We planned to spend a week in Georgetown and that quickly turned into nearly two weeks. The island has a charm to it, with its diversity, having a large community of Chinese, Indians, and of course, Malaysians. We also appreciated its interesting architecture, with me getting excited about the opportunity to snap pictures of unique old doors (something I kind of have a thing for). The city has a bit of unexpectedness to it as well. When you walk down the streets, you see much of the colonial era buildings only to then stumble upon a beautiful detailed temple.
The mix and diversity made us eager to explore and while there are many pedicabs (most decorated in an overabundance of artificial flowers), we preferred to see the area on foot. This allowed us the leisure of being able to sample from various street vendors. I was able to enjoy my first Samosa, which if you are not familiar, is a very popular Indiana snack. It is a triangle pastry filled with vegetables and then deep-fried. Marko enjoyed them a little too much eating nearly 10 and regretting it later.
While in Penang on our first trip earlier this year, we rented a moped and went around the entire island. We took the time to stop and enjoy one of the beaches, and it is not hard to find a stretch of sand with no one else there but yourselves if you take the time to get out of the city.

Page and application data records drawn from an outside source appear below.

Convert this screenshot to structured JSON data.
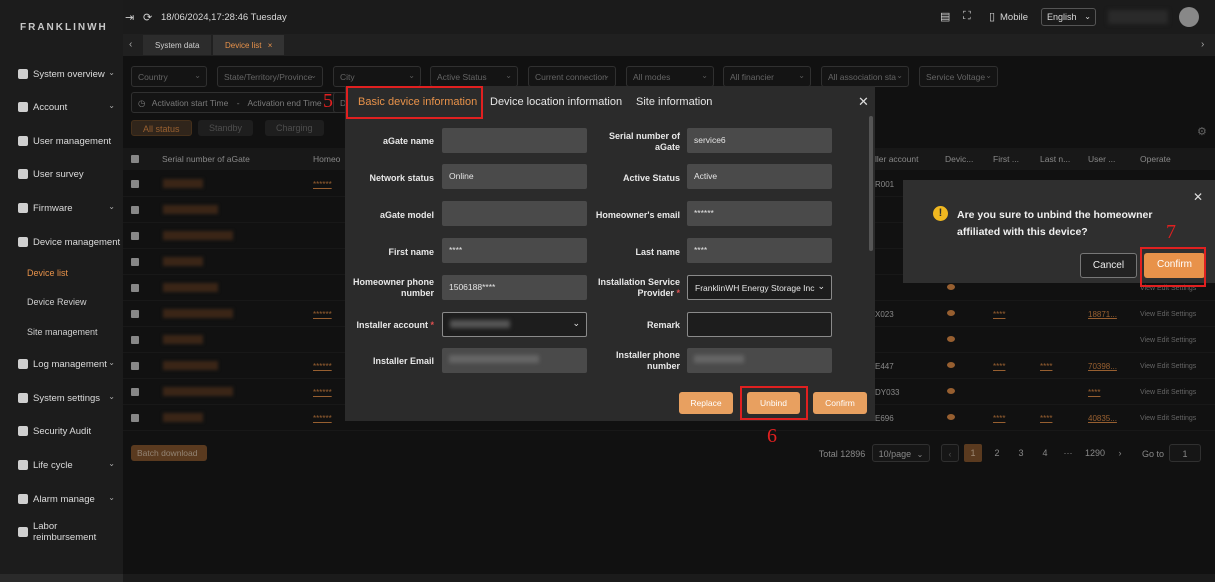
{
  "sidebar": {
    "logo": "FRANKLINWH",
    "items": [
      {
        "label": "System overview",
        "icon": "monitor-icon"
      },
      {
        "label": "Account",
        "icon": "account-icon"
      },
      {
        "label": "User management",
        "icon": "users-icon"
      },
      {
        "label": "User survey",
        "icon": "survey-icon"
      },
      {
        "label": "Firmware",
        "icon": "firmware-icon"
      },
      {
        "label": "Device management",
        "icon": "device-icon"
      },
      {
        "label": "Log management",
        "icon": "log-icon"
      },
      {
        "label": "System settings",
        "icon": "gear-icon"
      },
      {
        "label": "Security Audit",
        "icon": "shield-icon"
      },
      {
        "label": "Life cycle",
        "icon": "lifecycle-icon"
      },
      {
        "label": "Alarm manage",
        "icon": "alarm-icon"
      },
      {
        "label": "Labor reimbursement",
        "icon": "reimburse-icon"
      }
    ],
    "subitems": [
      {
        "label": "Device list"
      },
      {
        "label": "Device Review"
      },
      {
        "label": "Site management"
      }
    ]
  },
  "header": {
    "datetime": "18/06/2024,17:28:46 Tuesday",
    "mobile": "Mobile",
    "language": "English"
  },
  "page_tabs": [
    "System data",
    "Device list"
  ],
  "filters": {
    "row1": [
      "Country",
      "State/Territory/Province",
      "City",
      "Active Status",
      "Current connection",
      "All modes",
      "All financier",
      "All association sta",
      "Service Voltage"
    ],
    "start": "Activation start Time",
    "dash": "-",
    "end": "Activation end Time",
    "d_trunc": "D"
  },
  "status_tabs": [
    "All status",
    "Standby",
    "Charging"
  ],
  "table": {
    "headers": [
      "Serial number of aGate",
      "Homeo",
      "ller account",
      "Devic...",
      "First ...",
      "Last n...",
      "User ...",
      "Operate"
    ],
    "rows": [
      {
        "sn": "********",
        "mask": "******",
        "acct": "R001",
        "first": "",
        "last": "",
        "user": "",
        "ops": ""
      },
      {
        "sn": "********",
        "mask": "",
        "acct": "",
        "first": "",
        "last": "",
        "user": "",
        "ops": ""
      },
      {
        "sn": "********",
        "mask": "",
        "acct": "",
        "first": "",
        "last": "",
        "user": "",
        "ops": ""
      },
      {
        "sn": "********",
        "mask": "",
        "acct": "",
        "first": "",
        "last": "",
        "user": "",
        "ops": ""
      },
      {
        "sn": "********",
        "mask": "",
        "acct": "",
        "first": "",
        "last": "",
        "user": "",
        "ops": "View  Edit  Settings"
      },
      {
        "sn": "********",
        "mask": "******",
        "acct": "X023",
        "first": "****",
        "last": "",
        "user": "18871...",
        "ops": "View  Edit  Settings"
      },
      {
        "sn": "********",
        "mask": "",
        "acct": "",
        "first": "",
        "last": "",
        "user": "",
        "ops": "View  Edit  Settings"
      },
      {
        "sn": "********",
        "mask": "******",
        "acct": "E447",
        "first": "****",
        "last": "****",
        "user": "70398...",
        "ops": "View  Edit  Settings"
      },
      {
        "sn": "********",
        "mask": "******",
        "acct": "DY033",
        "first": "",
        "last": "",
        "user": "****",
        "ops": "View  Edit  Settings"
      },
      {
        "sn": "********",
        "mask": "******",
        "acct": "E696",
        "first": "****",
        "last": "****",
        "user": "40835...",
        "ops": "View  Edit  Settings"
      }
    ]
  },
  "pagination": {
    "batch": "Batch download",
    "total": "Total 12896",
    "per_page": "10/page",
    "pages": [
      "1",
      "2",
      "3",
      "4",
      "···",
      "1290"
    ],
    "goto_label": "Go to",
    "goto_value": "1"
  },
  "modal": {
    "tabs": [
      "Basic device information",
      "Device location information",
      "Site information"
    ],
    "fields": {
      "agate_name": {
        "label": "aGate name",
        "value": ""
      },
      "serial": {
        "label": "Serial number of aGate",
        "value": "service6"
      },
      "network": {
        "label": "Network status",
        "value": "Online"
      },
      "active": {
        "label": "Active Status",
        "value": "Active"
      },
      "model": {
        "label": "aGate model",
        "value": ""
      },
      "email": {
        "label": "Homeowner's email",
        "value": "******"
      },
      "first": {
        "label": "First name",
        "value": "****"
      },
      "last": {
        "label": "Last name",
        "value": "****"
      },
      "phone": {
        "label": "Homeowner phone number",
        "value": "1506188****"
      },
      "provider": {
        "label": "Installation Service Provider",
        "value": "FranklinWH Energy Storage Inc"
      },
      "installer_acct": {
        "label": "Installer account",
        "value": ""
      },
      "remark": {
        "label": "Remark",
        "value": ""
      },
      "installer_email": {
        "label": "Installer Email",
        "value": ""
      },
      "installer_phone": {
        "label": "Installer phone number",
        "value": ""
      }
    },
    "buttons": {
      "replace": "Replace",
      "unbind": "Unbind",
      "confirm": "Confirm"
    }
  },
  "popup": {
    "message": "Are you sure to unbind the homeowner affiliated with this device?",
    "cancel": "Cancel",
    "confirm": "Confirm"
  },
  "annotations": {
    "a5": "5",
    "a6": "6",
    "a7": "7"
  },
  "colors": {
    "accent": "#e8924a",
    "annotation": "#e02020"
  }
}
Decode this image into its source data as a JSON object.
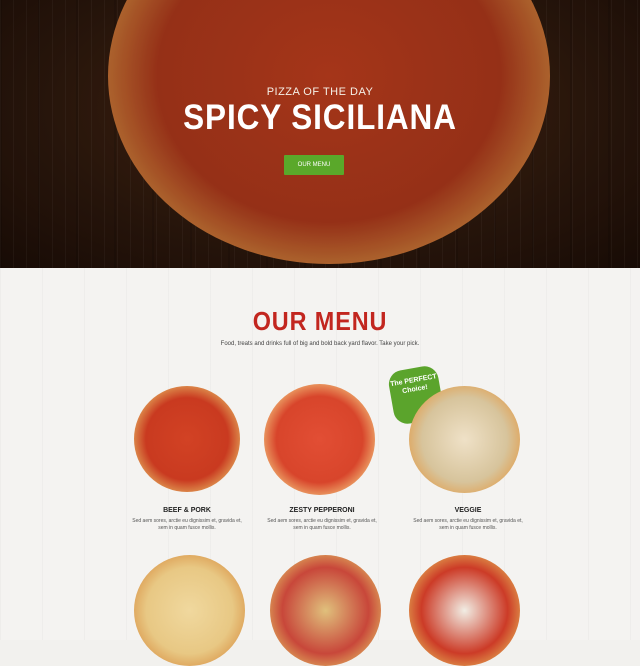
{
  "hero": {
    "kicker": "PIZZA OF THE DAY",
    "title": "SPICY SICILIANA",
    "button_label": "OUR MENU"
  },
  "menu": {
    "title": "OUR MENU",
    "subtitle": "Food, treats and drinks full of big and bold back yard flavor. Take your pick.",
    "badge_text": "The PERFECT Choice!",
    "items": [
      {
        "name": "BEEF & PORK",
        "desc": "Sed aem sores, arctie eu dignissim et, gravida et, sem in quam fusce mollis."
      },
      {
        "name": "ZESTY PEPPERONI",
        "desc": "Sed aem sores, arctie eu dignissim et, gravida et, sem in quam fusce mollis."
      },
      {
        "name": "VEGGIE",
        "desc": "Sed aem sores, arctie eu dignissim et, gravida et, sem in quam fusce mollis."
      }
    ]
  },
  "colors": {
    "accent_red": "#c2261f",
    "accent_green": "#5aa82a"
  }
}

Penang was an enjoyable town and is a terrific place to go if you need to get a new Thailand visa like we did. The process for a Thailand tourist visa at the consulate in Penang was much simpler and smoother than what we had experienced in Cambodia. In Cambodia, the Thai consulate required that we show flights out of Thailand while at the Thai consulate in Penang did not require this documentation. Also, Malaysia did not require a visa, allowing tourist up to 90 days, which meant it was also less expensive to do our Thai visas from here.